WHAT YOU WILL DO: The expected result is every line of the records, printed exactly.

──────────

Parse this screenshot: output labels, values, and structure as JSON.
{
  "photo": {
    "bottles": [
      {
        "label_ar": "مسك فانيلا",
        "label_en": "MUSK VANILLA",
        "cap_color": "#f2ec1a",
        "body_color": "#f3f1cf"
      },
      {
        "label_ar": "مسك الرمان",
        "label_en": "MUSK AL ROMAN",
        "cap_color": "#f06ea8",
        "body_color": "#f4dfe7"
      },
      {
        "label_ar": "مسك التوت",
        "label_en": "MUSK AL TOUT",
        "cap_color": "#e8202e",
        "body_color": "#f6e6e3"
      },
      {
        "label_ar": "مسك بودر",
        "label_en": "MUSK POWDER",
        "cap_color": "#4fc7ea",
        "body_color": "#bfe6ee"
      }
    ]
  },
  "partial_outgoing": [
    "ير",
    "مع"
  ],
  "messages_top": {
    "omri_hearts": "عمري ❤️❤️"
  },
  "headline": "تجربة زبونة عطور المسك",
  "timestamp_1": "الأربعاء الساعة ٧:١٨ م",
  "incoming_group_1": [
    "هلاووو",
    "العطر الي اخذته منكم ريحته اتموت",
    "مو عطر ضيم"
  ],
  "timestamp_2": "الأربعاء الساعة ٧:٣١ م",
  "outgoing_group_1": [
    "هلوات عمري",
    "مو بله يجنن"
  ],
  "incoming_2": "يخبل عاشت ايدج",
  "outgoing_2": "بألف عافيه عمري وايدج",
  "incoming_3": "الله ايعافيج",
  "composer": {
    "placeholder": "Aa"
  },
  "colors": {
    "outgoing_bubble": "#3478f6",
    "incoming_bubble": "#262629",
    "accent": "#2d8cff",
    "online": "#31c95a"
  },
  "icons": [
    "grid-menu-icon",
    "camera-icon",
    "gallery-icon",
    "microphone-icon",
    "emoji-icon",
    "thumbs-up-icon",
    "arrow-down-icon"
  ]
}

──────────

THE COMPLETED TASK:
Parse this screenshot: output labels, values, and structure as JSON.
{
  "photo": {
    "bottles": [
      {
        "label_ar": "مسك فانيلا",
        "label_en": "MUSK VANILLA",
        "cap_color": "#f2ec1a",
        "body_color": "#f3f1cf"
      },
      {
        "label_ar": "مسك الرمان",
        "label_en": "MUSK AL ROMAN",
        "cap_color": "#f06ea8",
        "body_color": "#f4dfe7"
      },
      {
        "label_ar": "مسك التوت",
        "label_en": "MUSK AL TOUT",
        "cap_color": "#e8202e",
        "body_color": "#f6e6e3"
      },
      {
        "label_ar": "مسك بودر",
        "label_en": "MUSK POWDER",
        "cap_color": "#4fc7ea",
        "body_color": "#bfe6ee"
      }
    ]
  },
  "partial_outgoing": [
    "ير",
    "مع"
  ],
  "messages_top": {
    "omri_hearts": "عمري ❤️❤️"
  },
  "headline": "تجربة زبونة عطور المسك",
  "timestamp_1": "الأربعاء الساعة ٧:١٨ م",
  "incoming_group_1": [
    "هلاووو",
    "العطر الي اخذته منكم ريحته اتموت",
    "مو عطر ضيم"
  ],
  "timestamp_2": "الأربعاء الساعة ٧:٣١ م",
  "outgoing_group_1": [
    "هلوات عمري",
    "مو بله يجنن"
  ],
  "incoming_2": "يخبل عاشت ايدج",
  "outgoing_2": "بألف عافيه عمري وايدج",
  "incoming_3": "الله ايعافيج",
  "composer": {
    "placeholder": "Aa"
  },
  "colors": {
    "outgoing_bubble": "#3478f6",
    "incoming_bubble": "#262629",
    "accent": "#2d8cff",
    "online": "#31c95a"
  },
  "icons": [
    "grid-menu-icon",
    "camera-icon",
    "gallery-icon",
    "microphone-icon",
    "emoji-icon",
    "thumbs-up-icon",
    "arrow-down-icon"
  ]
}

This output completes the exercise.